Blog 2 minute read
PR agencies continue to be puzzled about why they can’t recruit quickly enough. Last week, I talked about how offering higher, more transparent bonuses might be an effective tool to help agencies attract and retain staff. This week, a couple of things happened to me that have moved this debate on a bit. I was congratulating myself on raising this issue over drinks with a senior agency director who I consider to be at the top of his game. I’m not suggesting he’s necessarily PR perfection, frankly I wouldn’t know, but he’s good. If I ran a corporate PR firm and I could afford him, I’d give him a job. The conversation meandered until we touched on share options and his lack of them. Between us, other than a few independent firms, we could list very few PR agencies where share options are available for employees, event at a director level.

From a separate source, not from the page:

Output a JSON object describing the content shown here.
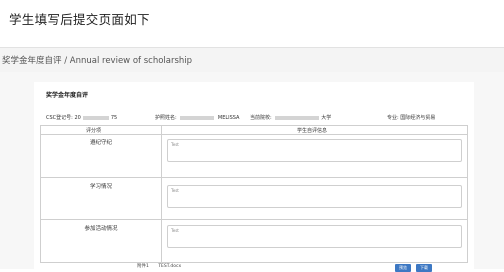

So that was the first thing. The next thing that happened was after the PRCA Awards, when to avoid a rail-replacement bus journey home, I stayed up in town with a friend. A banker friend. OK, so yes he’s a banker, but he’s an irritatingly nice guy, with a lovely wife and three perfect children. But I digress, the point is while I’d like to think I had the edge when we went to University, in terms of salary and net worth he is now kicking my arse. Obviously he’s kicking my arse salary-wise, but he also has unvested and vested stock options with his employer Morgan Stanley. Each year he gets more unvested stock (assuming things go well) and each portion of unvested stock vests after three years. And after twenty years everything unvests automatically.
He’s worked there for around 15 years. He’s very good at his job (I don’t pretend to fully understand what it is he does, but like most highly paid jobs, it can be loosely summarised as high-value sales!) and he clearly gets head-hunters calling him up all the time. And he’s not interested; it’s absolutely not worth him leaving Morgan Stanley. He’d loose a fortune. It’s not worth him even considering it.
As he’s got stock options he knows that if Morgan Stanley does well, he stands to benefit. Very, very few PR firms offer share options in their business to employees (independents such as Lansons aside).
We all make decisions in business, so not offering share options is fine, but then don’t moan about why you find it difficult to attract and retain the best people.